## Problem to solve
Write out all of the data again, exactly as it reads.

(Items from an interface collection)

-*-*-

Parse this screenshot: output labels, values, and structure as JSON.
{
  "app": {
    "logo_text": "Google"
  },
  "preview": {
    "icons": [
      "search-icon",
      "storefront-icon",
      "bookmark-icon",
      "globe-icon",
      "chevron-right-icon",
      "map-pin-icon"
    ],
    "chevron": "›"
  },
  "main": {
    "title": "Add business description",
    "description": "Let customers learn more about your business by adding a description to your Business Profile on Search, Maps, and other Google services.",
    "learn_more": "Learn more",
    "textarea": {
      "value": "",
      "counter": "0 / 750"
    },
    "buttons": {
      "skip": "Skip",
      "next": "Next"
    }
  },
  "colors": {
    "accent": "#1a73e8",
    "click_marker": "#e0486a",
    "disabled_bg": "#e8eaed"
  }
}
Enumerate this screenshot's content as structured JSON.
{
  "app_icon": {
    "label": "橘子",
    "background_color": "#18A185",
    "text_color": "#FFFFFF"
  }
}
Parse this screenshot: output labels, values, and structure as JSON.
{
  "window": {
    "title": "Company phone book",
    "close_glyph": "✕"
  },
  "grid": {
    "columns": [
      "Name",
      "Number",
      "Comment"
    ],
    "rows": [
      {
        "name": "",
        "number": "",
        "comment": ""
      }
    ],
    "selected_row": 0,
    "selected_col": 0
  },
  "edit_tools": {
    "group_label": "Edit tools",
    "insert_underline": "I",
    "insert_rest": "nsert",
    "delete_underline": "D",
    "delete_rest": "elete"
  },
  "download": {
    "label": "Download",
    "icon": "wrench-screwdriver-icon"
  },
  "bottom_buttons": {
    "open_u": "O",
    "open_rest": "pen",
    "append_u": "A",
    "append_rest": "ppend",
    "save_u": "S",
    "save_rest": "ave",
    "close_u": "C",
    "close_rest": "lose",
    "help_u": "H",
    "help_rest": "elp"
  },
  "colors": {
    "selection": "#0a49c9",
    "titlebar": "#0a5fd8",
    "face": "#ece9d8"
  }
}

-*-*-

## Task output
Parse this screenshot: output labels, values, and structure as JSON.
{
  "app": {
    "logo_text": "Google"
  },
  "preview": {
    "icons": [
      "search-icon",
      "storefront-icon",
      "bookmark-icon",
      "globe-icon",
      "chevron-right-icon",
      "map-pin-icon"
    ],
    "chevron": "›"
  },
  "main": {
    "title": "Add business description",
    "description": "Let customers learn more about your business by adding a description to your Business Profile on Search, Maps, and other Google services.",
    "learn_more": "Learn more",
    "textarea": {
      "value": "",
      "counter": "0 / 750"
    },
    "buttons": {
      "skip": "Skip",
      "next": "Next"
    }
  },
  "colors": {
    "accent": "#1a73e8",
    "click_marker": "#e0486a",
    "disabled_bg": "#e8eaed"
  }
}
Enumerate this screenshot's content as structured JSON.
{
  "app_icon": {
    "label": "橘子",
    "background_color": "#18A185",
    "text_color": "#FFFFFF"
  }
}
Parse this screenshot: output labels, values, and structure as JSON.
{
  "window": {
    "title": "Company phone book",
    "close_glyph": "✕"
  },
  "grid": {
    "columns": [
      "Name",
      "Number",
      "Comment"
    ],
    "rows": [
      {
        "name": "",
        "number": "",
        "comment": ""
      }
    ],
    "selected_row": 0,
    "selected_col": 0
  },
  "edit_tools": {
    "group_label": "Edit tools",
    "insert_underline": "I",
    "insert_rest": "nsert",
    "delete_underline": "D",
    "delete_rest": "elete"
  },
  "download": {
    "label": "Download",
    "icon": "wrench-screwdriver-icon"
  },
  "bottom_buttons": {
    "open_u": "O",
    "open_rest": "pen",
    "append_u": "A",
    "append_rest": "ppend",
    "save_u": "S",
    "save_rest": "ave",
    "close_u": "C",
    "close_rest": "lose",
    "help_u": "H",
    "help_rest": "elp"
  },
  "colors": {
    "selection": "#0a49c9",
    "titlebar": "#0a5fd8",
    "face": "#ece9d8"
  }
}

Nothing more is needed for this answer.